Foreign Policy Blogs

The Arctic Heats Up in the News

This brilliant little cartoon by Kevin Kallaugher in this week's number of "The Economist" sums up the "land rush" (or, more accurately, seabed rush) that's on to claim mineral rights at the North Pole. 


See this article from "The Guardian" for good background on what's going on here, and this from Reuters.  Also, there's an excellent multimedia feature available from the "Financial Times."  Go here for their interactive Scramble for the Arctic feature.  (Requires Macromedia Flash Player 7 or higher. Go here to download if you need it.)

Speaking of "The Economist," it's got special coverage on energy alternatives.  It's a very useful collection of articles and other special features on renewables and other energy issues such as storage.  Good stuff.

Meanwhile, of course, the cartoon illustrates another story about the Arctic:  the breaking up of the ice.  It's a startling and scary story, I'm forced to admit.  There's been a lot of excellent coverage, including this comprehensive coverage, with compelling video, from CBS News.   Their science and technology correspondent Daniel Sieberg spent three weeks aboard a Canadian research ship studying arctic climate change.  (You can also get some of this story through Google Earth at the CBS website.) 

Related to the story of the massive ice melt taking place in the Arctic, and also on Greenland, is the "conveyor belt" in the Atlantic.  More properly called the Atlantic Meridional Overturning Circulation (AMOC), this is an ocean circulation system that carries warm upper waters North and returns cold deep waters South.  As reported in "An Inconvenient Truth", the conveyor belt could, given too much thaw, change direction and radically alter the climate of the Northern Hemisphere.  This story, Scientists Track Climate-Driving Atlantic Current, from Reuters, says the dire effects of Arctic ice melting haven't yet effected the conveyor belt, but scientists are building a vast array of monitoring devices to get key readings.  Here's a link to the monitoring project itself.



Bill Hewitt

Bill Hewitt has been an environmental activist and professional for nearly 25 years. He was deeply involved in the battle to curtail acid rain, and was also a Sierra Club leader in New York City.
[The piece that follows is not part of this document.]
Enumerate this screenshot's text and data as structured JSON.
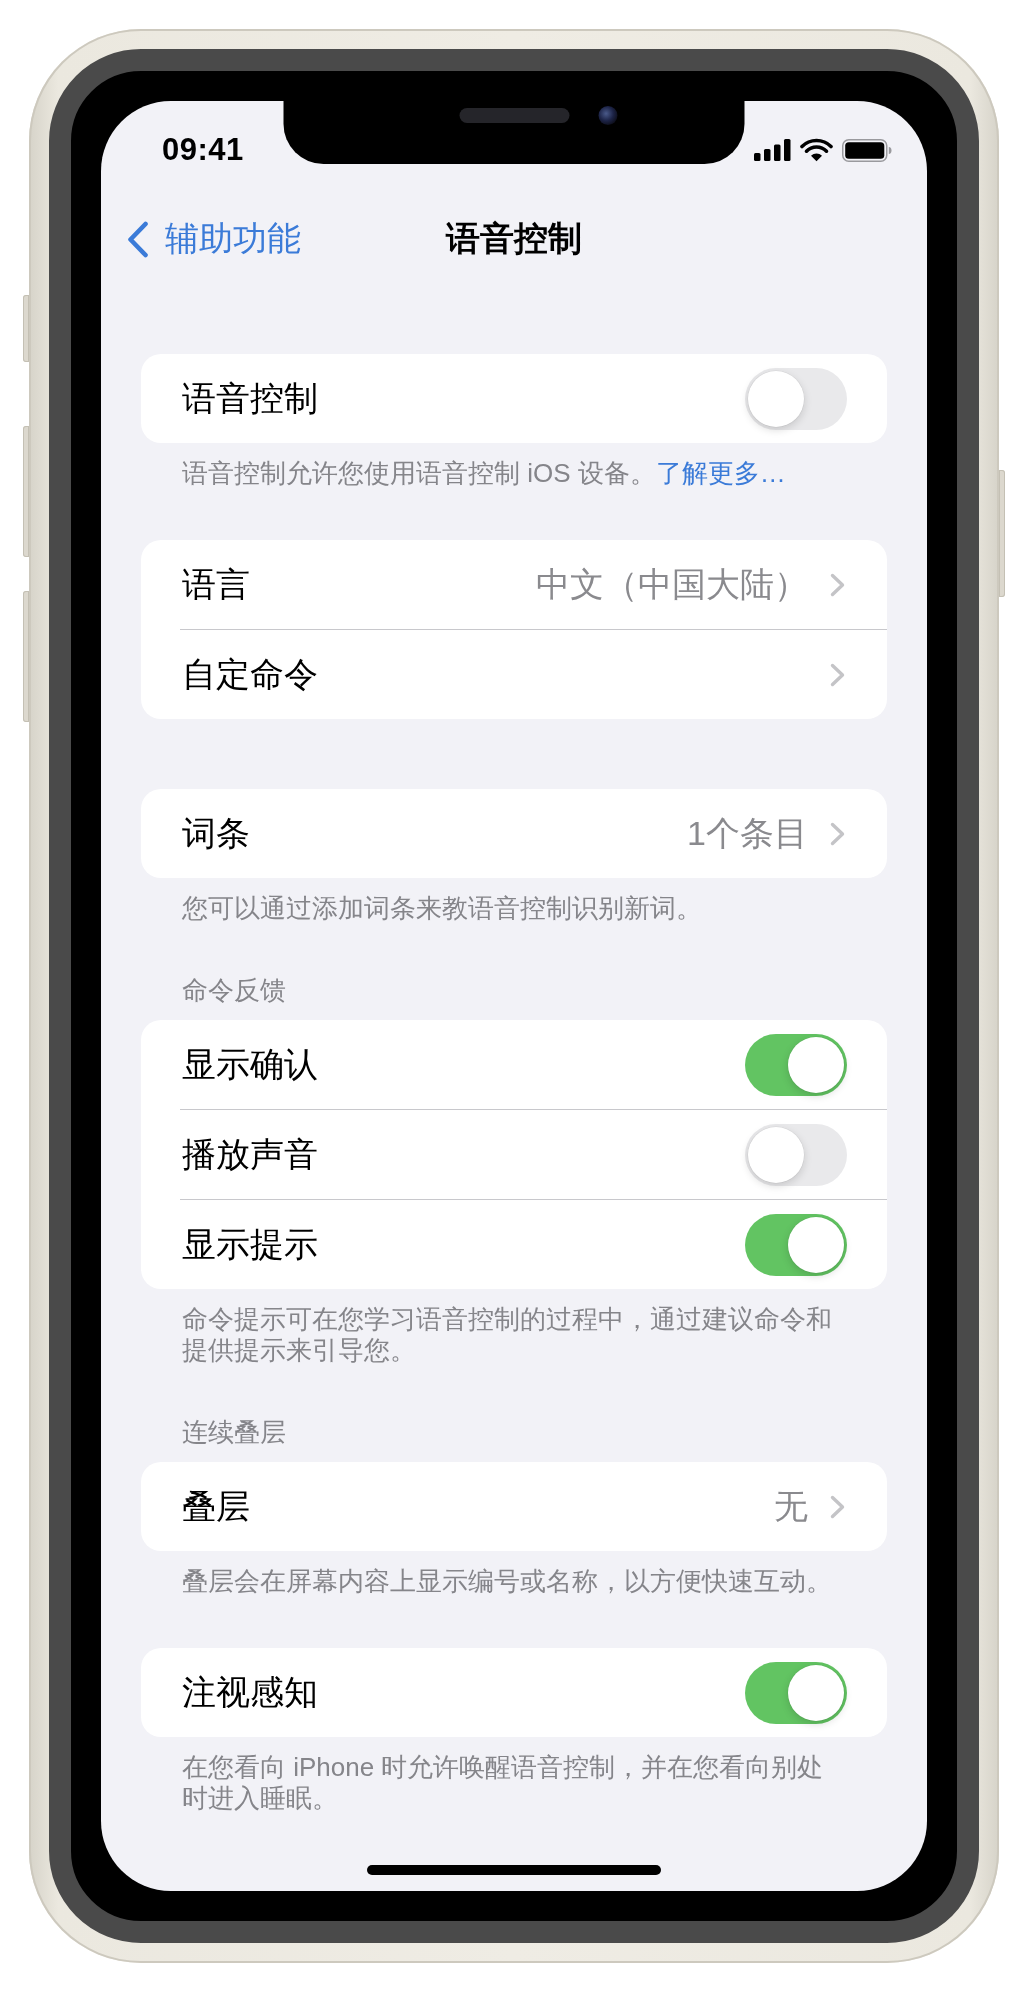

He spent 11 years in public affairs for the NY State Department of Environmental Conservation, and worked on environmental issues for two NYC mayoral campaigns and a presidential campaign. He is a writer and editor and is the principal of Hewitt Communications. He has an M.S. in international affairs, has taught political science at Pace University, and has graduate and continuing education classes on climate change, sustainability, and energy and the environment at The Center for Global Affairs at NYU. His book, "A Newer World - Politics, Money, Technology, and What’s Really Being Done to Solve the Climate Crisis," will be out from the University Press of New England in December.

Areas of Focus:
the policy, politics, science and economics of environmental protection, sustainability, energy and climate change